News of an accident came on the radio, and she changed the station. She did her best to ground herself in the here and now, to be mindful of what was and not worry about what might be. It was something her doctor had recommended as a way of fending off the anxiety attacks, and usually she couldn’t do it. But this time, two children depended on her. It was so rare that anybody or anything really needed her. It gave her focus. It wouldn't last—it never did. But all she had to do was hang on until Zachariah showed up again.
She managed to distract herself so well with the details of palm trees and the number of sports cars on the road that she almost missed the turn for Zachariah’s home. It was an expensive neighborhood, near the Huntington Library, with landscaped green lawns and enormous homes bordered by Italian cypresses and shaded by carefully tended olive trees. Zachariah's home was a Mission-style structure behind a wall that protected an emerald lawn. His red SUV was parked in the long driveway.
He’d come home. Or the kids had been playing a prank on her. Thank heavens. She’d find out what was going on, at least.
But as she stepped out of her car, the front door flew open and the twins scurried out to wrap their arms around her waist. “You came!” said one of them. They were tiny children, dressed in identical denim shorts but with different colored tops so clueless adults could tell them apart. They both had long auburn hair tied up in pigtails with ribbons that matched their t-shirts.

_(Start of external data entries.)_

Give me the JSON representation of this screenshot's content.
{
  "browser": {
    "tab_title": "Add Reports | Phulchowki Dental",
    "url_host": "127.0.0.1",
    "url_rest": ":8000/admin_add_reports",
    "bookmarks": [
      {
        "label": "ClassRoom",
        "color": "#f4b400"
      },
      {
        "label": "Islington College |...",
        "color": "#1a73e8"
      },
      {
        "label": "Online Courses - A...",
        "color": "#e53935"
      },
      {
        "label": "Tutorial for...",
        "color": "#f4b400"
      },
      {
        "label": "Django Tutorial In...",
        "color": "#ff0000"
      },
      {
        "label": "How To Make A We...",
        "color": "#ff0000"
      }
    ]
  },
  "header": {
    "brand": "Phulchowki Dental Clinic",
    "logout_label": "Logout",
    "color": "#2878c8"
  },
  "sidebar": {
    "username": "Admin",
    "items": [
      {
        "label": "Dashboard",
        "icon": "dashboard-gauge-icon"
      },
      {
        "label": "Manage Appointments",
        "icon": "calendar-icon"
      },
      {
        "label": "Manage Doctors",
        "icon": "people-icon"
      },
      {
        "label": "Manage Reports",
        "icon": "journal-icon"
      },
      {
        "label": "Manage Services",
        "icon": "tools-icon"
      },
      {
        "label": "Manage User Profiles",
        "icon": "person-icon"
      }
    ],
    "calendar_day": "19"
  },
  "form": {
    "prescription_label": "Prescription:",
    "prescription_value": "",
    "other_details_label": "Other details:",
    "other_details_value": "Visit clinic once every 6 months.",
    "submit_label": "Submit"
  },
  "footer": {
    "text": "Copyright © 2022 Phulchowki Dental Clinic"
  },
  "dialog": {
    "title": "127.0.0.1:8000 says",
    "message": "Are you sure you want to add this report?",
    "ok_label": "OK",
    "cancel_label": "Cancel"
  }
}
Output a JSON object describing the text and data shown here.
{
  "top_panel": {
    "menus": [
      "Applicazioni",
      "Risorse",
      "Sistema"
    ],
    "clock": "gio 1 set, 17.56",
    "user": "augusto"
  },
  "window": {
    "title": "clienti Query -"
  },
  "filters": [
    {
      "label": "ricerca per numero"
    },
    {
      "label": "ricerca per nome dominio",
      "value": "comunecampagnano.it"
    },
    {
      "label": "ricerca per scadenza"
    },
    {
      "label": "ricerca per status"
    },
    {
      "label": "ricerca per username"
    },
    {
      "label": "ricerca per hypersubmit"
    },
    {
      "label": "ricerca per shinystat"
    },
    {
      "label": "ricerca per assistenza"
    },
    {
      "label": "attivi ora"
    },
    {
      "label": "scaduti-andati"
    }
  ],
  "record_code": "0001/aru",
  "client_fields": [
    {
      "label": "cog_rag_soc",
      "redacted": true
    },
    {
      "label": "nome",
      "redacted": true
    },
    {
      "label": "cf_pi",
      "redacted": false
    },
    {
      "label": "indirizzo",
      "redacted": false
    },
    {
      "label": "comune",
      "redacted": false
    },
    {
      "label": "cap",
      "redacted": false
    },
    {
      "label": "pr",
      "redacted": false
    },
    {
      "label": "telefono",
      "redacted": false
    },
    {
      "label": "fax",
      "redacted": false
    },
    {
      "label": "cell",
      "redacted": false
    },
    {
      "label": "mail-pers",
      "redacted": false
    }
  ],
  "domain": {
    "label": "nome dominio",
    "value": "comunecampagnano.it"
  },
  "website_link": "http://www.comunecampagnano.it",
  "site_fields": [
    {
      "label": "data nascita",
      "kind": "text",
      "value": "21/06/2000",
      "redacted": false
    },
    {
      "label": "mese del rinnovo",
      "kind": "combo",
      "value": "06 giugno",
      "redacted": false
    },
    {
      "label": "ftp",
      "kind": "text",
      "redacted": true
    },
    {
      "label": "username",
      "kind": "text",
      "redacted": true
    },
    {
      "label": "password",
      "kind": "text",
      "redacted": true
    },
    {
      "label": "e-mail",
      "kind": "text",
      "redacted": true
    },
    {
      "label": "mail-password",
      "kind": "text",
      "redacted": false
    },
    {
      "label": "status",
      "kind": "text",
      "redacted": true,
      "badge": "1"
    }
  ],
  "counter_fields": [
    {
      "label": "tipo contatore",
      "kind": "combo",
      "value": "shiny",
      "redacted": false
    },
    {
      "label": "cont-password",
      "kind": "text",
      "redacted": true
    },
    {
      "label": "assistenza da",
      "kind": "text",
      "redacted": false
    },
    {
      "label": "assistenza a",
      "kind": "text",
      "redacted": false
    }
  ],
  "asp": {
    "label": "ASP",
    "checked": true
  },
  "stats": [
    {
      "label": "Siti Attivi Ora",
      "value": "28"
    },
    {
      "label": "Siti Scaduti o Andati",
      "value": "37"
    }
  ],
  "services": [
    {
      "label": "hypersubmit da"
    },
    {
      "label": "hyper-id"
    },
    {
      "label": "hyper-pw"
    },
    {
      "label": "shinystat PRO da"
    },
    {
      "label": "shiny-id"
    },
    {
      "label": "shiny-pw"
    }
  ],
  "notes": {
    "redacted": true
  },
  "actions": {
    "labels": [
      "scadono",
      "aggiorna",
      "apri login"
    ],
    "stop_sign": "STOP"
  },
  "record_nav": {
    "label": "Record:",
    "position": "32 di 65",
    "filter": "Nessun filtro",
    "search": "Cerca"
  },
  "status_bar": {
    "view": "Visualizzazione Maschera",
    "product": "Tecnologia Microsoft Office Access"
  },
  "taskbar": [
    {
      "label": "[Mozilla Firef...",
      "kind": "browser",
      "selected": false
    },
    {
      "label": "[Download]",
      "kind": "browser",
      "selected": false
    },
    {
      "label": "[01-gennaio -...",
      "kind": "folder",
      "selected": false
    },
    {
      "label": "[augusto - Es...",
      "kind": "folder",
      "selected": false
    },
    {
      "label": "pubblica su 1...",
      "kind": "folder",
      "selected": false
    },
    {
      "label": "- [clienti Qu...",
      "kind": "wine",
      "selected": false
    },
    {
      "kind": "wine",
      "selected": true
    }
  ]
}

“Zachariah’s car is here,” she pointed out to them after she bent to return their hugs.
“We know that!” Kari put her hands on her hips. “I said he went into his study and didn’t come out. I did!”
Marley remembered that, but she'd dismissed it out of hand; the twins had such active imaginations. “Well, let’s go look in his study. Maybe he has a secret door.” He didn’t, she knew, have a job outside the house. She wasn’t sure he had a normal job at all; she had the impression that a trust fund paid the bills so he could devote all his attention to the twins. He seemed to have a full schedule shuttling them between a dizzying array of art and dance and music classes, along with playdates at the park where Marley had originally met the family.
She took the girls’ hands and let them drag her up the veranda stairs and into the house. The inside was as lovely and well tended as the exterior, with polished wooden floors and plush, pale carpets. It was also so air-conditioned that she was glad she’d worn jeans.
The twins dragged her down the hall, past the wide staircase and what looked like a formal sitting room to a door standing ajar. “This is the study,” said Lissa. She pulled her hand from Marley’s and laced her fingers together, fidgeting.
Nervousness twisted through Marley; she shook her head in irritation at herself and pushed the door open. The only way to know what was beyond was to look and see.
It was a very old-fashioned library, dark-paneled and windowless, with bookshelves covering most of the walls. One lamp illuminated the heavy, antique desk, and another created a warm circle of light around a leather armchair. Marley, who’d dropped out of her grad program in English lit, was immediately envious.
But there was definitely no Zachariah. She glanced down at the twins and then untangled her hand from Kari’s. “I’m going to look around. Maybe I can find a clue to where he went.”
The twins stared up at her, lip-biting reflections of each other. Then Kari shrugged. “Okay. But don’t you leave us here.” She absentmindedly took Lissa’s hand and they watched, framed in the doorway.